TASK DESCRIPTION »
Please tally the lines of the listing that hold the string "JSON", and reply with that total only.

PROVIDED INFORMATION »
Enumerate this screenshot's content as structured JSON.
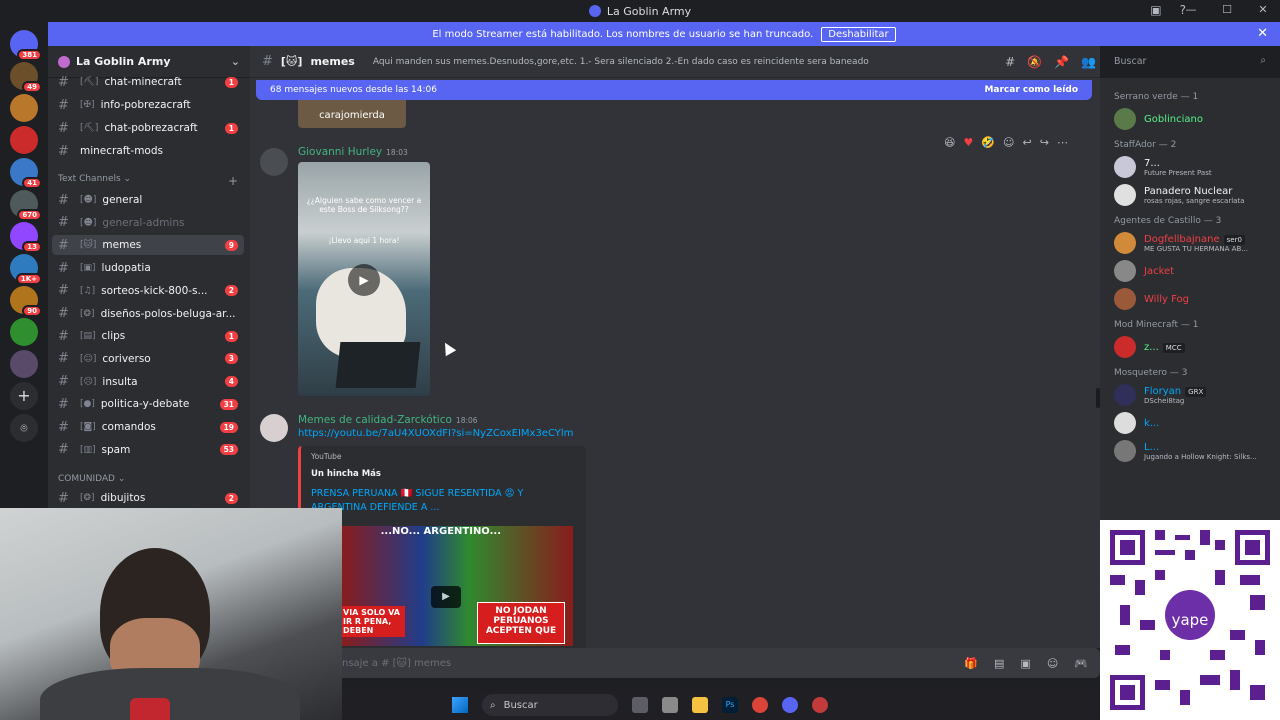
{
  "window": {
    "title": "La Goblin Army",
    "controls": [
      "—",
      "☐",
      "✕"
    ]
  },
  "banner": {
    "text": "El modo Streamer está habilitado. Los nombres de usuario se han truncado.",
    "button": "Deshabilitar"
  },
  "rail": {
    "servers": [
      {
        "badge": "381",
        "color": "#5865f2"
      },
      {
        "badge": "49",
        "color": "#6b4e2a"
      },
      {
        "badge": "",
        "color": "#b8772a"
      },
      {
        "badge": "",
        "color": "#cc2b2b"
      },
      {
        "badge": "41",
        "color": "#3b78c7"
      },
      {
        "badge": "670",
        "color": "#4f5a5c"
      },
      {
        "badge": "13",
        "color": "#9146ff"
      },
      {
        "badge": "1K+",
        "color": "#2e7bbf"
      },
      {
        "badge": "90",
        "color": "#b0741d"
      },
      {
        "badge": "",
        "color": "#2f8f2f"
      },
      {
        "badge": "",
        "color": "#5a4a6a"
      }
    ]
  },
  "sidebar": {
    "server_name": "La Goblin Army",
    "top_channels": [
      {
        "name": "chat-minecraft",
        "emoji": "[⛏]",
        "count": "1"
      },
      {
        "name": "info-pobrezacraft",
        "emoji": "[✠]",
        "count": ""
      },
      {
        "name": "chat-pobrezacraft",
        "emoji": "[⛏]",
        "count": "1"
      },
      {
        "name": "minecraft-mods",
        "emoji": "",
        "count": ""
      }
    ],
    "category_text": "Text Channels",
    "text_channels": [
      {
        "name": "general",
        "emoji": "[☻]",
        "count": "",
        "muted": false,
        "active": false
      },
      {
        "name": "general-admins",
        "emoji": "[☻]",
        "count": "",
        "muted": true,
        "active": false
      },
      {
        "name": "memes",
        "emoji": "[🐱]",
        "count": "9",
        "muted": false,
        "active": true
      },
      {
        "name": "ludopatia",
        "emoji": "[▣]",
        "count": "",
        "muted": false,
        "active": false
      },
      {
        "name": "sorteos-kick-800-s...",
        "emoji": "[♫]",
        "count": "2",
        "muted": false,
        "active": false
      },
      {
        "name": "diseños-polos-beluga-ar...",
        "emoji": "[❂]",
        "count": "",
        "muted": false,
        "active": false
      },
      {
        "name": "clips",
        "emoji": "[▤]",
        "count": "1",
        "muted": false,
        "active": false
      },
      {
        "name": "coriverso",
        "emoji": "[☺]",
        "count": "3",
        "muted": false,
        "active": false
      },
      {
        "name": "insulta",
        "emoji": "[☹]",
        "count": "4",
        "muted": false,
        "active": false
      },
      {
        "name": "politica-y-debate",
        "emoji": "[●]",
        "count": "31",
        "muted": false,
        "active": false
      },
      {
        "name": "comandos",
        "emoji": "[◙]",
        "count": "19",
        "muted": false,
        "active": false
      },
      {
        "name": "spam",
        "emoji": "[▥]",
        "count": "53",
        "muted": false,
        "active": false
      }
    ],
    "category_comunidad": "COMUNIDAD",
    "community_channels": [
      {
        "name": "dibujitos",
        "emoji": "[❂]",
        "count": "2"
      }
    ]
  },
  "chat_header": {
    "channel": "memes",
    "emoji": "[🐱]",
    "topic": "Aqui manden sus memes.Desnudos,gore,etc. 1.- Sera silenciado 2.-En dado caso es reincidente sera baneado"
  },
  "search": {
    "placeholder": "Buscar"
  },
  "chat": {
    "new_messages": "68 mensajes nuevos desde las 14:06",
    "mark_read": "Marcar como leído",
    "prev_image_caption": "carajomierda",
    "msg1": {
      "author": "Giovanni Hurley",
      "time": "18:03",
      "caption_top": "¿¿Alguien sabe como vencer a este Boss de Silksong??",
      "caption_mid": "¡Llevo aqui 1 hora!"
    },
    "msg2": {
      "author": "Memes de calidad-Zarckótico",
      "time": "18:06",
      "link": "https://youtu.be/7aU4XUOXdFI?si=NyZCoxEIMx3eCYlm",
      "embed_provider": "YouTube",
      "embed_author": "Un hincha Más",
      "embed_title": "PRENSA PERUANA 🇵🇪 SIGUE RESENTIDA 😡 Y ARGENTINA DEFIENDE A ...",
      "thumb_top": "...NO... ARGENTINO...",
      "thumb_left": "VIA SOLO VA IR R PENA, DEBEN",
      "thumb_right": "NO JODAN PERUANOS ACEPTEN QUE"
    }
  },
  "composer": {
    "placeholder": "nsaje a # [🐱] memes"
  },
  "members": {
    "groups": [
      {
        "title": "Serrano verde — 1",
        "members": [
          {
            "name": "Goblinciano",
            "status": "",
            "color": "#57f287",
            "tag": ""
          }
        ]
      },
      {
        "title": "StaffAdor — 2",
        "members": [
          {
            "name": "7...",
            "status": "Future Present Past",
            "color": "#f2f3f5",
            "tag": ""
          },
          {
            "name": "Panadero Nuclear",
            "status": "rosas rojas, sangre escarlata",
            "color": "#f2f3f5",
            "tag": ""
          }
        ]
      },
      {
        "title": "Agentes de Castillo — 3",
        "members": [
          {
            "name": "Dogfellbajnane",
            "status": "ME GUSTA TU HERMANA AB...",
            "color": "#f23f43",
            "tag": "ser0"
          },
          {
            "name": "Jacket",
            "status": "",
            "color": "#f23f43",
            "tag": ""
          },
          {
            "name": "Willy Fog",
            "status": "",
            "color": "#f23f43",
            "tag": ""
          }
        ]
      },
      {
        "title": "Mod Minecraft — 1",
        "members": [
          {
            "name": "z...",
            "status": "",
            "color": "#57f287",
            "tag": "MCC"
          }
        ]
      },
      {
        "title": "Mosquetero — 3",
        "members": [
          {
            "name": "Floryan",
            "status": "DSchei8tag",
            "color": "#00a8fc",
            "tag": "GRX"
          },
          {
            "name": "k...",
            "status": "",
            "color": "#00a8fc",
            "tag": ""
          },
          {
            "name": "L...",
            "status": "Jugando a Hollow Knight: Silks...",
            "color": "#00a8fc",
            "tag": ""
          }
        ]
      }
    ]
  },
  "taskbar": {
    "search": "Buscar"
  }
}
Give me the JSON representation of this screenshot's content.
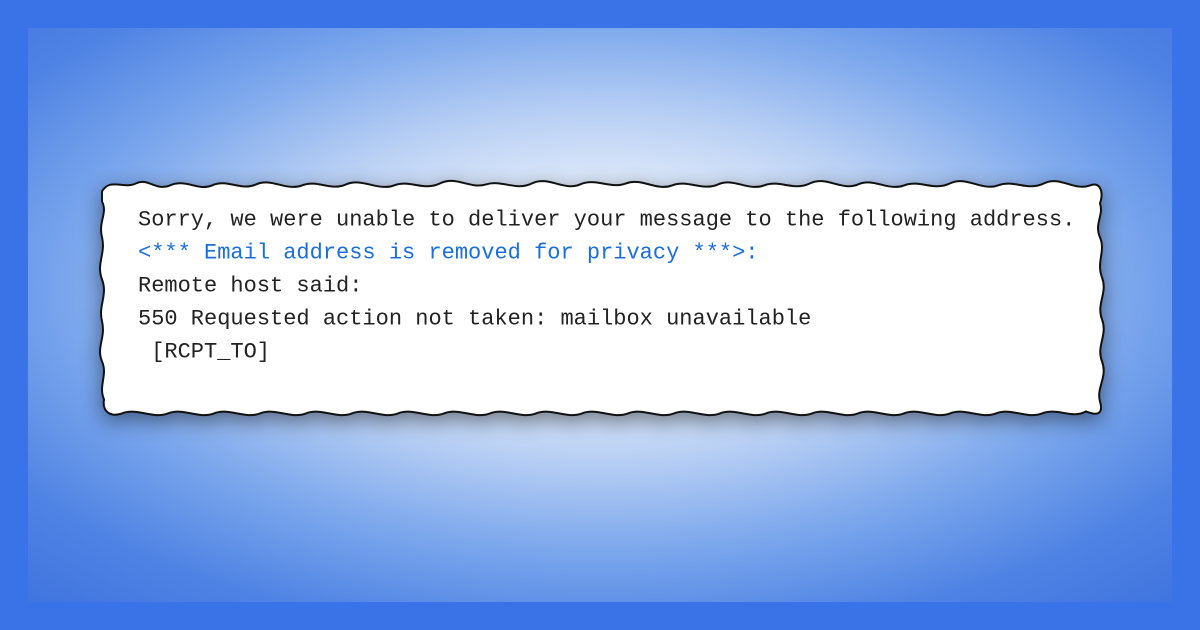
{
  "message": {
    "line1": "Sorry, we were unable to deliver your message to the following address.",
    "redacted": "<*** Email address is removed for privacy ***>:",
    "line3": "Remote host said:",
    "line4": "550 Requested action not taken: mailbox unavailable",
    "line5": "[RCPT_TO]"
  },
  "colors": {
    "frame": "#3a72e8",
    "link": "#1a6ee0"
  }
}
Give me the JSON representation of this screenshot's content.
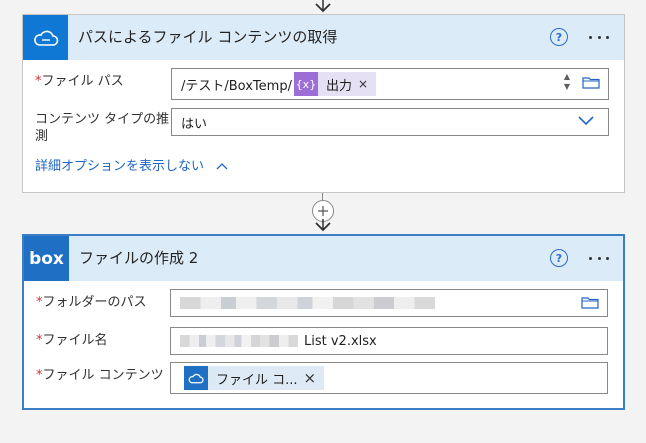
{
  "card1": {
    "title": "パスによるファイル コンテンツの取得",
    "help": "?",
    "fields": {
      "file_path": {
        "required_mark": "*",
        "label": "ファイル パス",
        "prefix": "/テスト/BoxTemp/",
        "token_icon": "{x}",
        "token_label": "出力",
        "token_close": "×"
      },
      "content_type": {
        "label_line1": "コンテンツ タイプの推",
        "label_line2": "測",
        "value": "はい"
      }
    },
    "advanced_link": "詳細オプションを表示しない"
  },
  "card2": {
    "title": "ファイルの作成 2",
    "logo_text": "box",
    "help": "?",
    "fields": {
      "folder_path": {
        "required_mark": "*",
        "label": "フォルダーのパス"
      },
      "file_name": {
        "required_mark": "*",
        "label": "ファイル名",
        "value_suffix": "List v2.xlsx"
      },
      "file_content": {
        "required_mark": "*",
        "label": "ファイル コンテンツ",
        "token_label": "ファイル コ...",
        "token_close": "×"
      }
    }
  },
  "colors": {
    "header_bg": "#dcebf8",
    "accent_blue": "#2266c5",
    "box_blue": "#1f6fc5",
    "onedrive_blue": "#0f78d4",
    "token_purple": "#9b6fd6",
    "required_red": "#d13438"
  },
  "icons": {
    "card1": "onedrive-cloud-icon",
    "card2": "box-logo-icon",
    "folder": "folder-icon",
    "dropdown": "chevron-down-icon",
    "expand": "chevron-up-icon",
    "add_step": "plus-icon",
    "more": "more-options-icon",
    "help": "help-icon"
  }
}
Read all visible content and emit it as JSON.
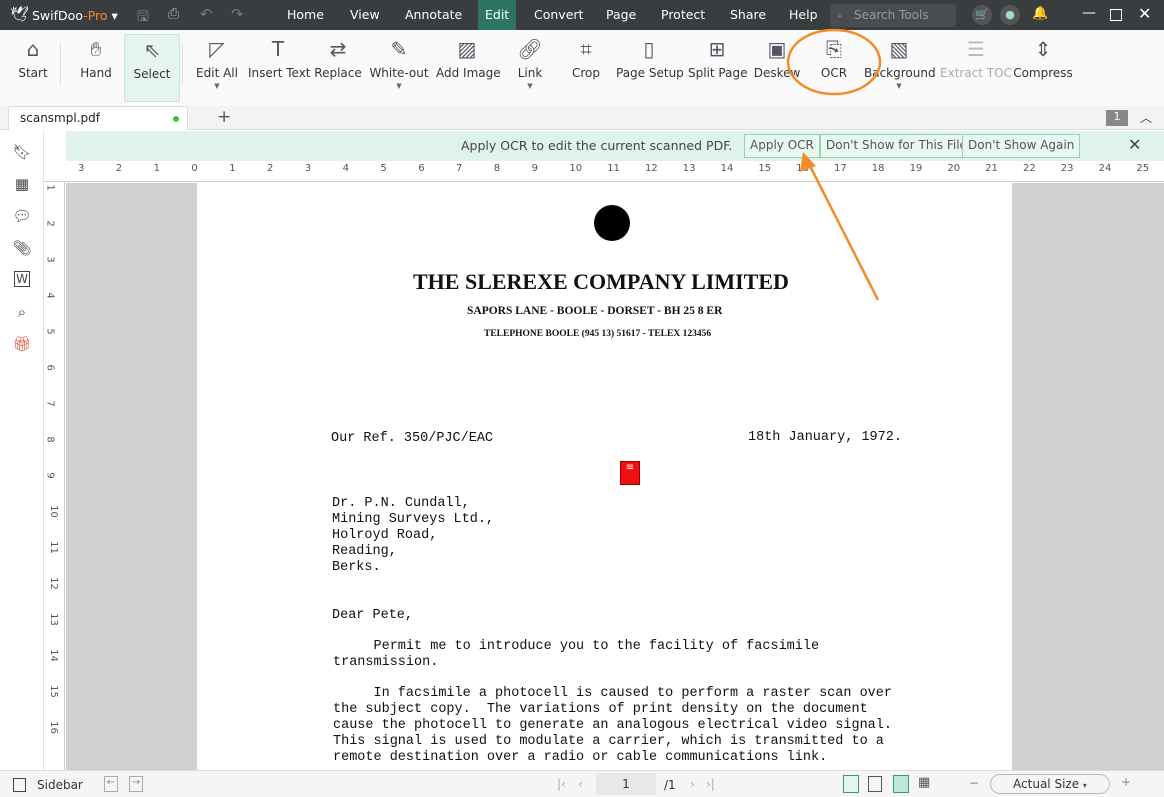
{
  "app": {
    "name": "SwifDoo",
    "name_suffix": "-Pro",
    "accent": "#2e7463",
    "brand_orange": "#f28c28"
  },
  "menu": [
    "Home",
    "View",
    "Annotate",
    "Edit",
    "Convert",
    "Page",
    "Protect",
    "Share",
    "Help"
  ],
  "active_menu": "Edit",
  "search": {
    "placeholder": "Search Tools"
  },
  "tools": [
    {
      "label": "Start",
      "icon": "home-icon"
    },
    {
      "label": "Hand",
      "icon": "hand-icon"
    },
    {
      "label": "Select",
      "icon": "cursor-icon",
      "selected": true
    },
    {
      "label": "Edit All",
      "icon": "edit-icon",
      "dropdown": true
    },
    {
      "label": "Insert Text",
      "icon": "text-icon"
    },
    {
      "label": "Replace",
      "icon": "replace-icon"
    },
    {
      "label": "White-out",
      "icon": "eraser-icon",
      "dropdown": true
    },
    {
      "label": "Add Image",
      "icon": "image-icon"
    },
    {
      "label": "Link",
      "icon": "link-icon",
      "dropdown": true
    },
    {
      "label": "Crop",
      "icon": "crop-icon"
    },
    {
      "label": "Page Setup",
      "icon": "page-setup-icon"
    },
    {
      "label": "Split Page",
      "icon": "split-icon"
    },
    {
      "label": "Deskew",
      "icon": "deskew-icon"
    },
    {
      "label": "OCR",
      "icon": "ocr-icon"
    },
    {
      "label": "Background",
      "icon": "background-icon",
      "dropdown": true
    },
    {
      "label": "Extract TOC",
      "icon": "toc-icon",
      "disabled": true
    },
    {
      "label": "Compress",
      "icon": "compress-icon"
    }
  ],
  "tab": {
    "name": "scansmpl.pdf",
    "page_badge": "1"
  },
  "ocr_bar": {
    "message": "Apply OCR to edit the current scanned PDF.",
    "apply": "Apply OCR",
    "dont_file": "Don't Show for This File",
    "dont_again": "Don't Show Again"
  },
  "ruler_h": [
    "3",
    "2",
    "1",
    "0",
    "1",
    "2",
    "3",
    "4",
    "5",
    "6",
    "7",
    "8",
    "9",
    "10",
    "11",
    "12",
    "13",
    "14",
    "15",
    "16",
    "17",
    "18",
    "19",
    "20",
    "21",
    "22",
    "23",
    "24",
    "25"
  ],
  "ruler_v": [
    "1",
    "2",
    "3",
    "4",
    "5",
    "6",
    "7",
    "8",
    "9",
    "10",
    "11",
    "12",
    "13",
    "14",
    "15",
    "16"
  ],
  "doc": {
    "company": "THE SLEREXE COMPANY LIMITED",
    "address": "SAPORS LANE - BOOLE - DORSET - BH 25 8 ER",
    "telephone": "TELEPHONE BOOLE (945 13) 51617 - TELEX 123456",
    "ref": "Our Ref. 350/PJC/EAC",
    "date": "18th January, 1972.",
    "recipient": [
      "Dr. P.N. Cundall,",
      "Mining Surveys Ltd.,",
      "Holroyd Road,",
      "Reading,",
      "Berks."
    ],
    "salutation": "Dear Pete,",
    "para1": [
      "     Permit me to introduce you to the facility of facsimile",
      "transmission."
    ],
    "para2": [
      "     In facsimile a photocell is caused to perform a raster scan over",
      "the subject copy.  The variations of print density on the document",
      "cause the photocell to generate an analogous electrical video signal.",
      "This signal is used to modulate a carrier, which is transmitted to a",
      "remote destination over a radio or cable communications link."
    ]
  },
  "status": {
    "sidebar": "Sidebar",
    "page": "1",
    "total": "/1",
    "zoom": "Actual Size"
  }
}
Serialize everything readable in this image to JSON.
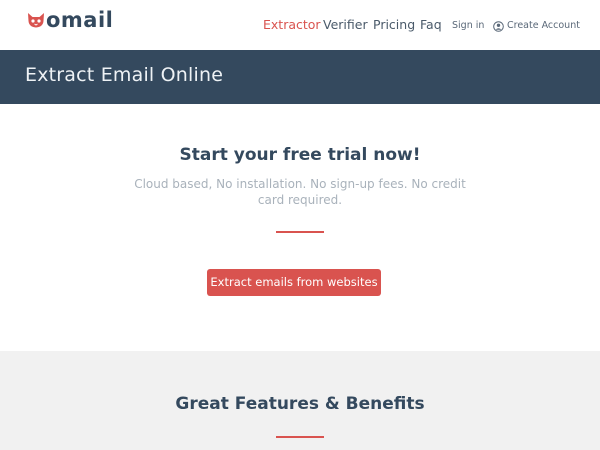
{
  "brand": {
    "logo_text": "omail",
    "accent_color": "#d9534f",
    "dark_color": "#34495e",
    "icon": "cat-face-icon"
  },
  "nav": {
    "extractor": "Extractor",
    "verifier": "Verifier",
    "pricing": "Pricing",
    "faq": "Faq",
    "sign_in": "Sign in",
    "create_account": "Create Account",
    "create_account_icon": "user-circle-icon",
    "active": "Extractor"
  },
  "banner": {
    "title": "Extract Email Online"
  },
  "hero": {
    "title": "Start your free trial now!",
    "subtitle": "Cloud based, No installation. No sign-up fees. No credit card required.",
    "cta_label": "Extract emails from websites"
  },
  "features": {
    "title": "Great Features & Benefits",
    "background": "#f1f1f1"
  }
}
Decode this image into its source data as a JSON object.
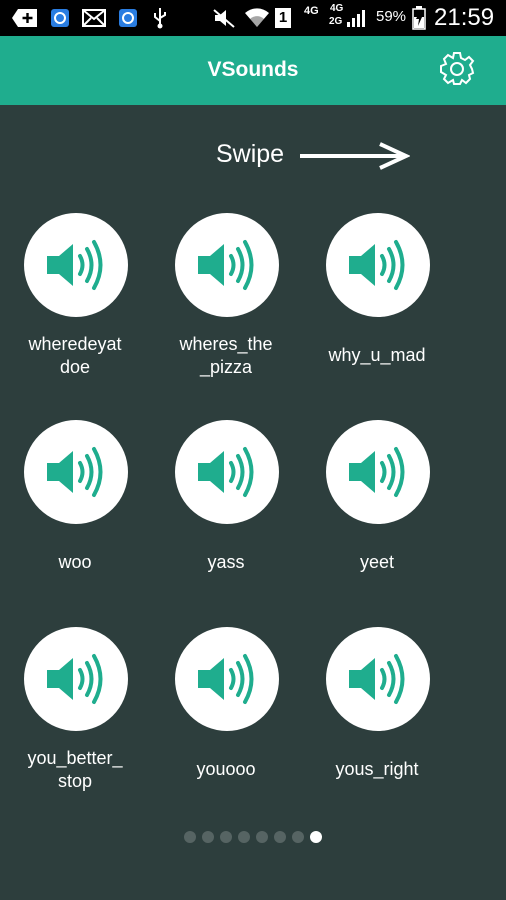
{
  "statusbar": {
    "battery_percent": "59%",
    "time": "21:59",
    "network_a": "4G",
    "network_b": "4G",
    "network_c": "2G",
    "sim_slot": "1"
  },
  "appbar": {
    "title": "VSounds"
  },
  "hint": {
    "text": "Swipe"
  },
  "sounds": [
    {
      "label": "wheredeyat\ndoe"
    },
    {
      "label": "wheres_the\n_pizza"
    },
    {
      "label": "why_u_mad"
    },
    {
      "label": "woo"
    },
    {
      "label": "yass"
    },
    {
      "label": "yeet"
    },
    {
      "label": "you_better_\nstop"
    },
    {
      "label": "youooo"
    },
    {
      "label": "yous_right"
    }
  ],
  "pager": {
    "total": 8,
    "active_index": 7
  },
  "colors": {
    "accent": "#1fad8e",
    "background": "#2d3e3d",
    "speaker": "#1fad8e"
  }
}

FINISHED EXERCISE »
6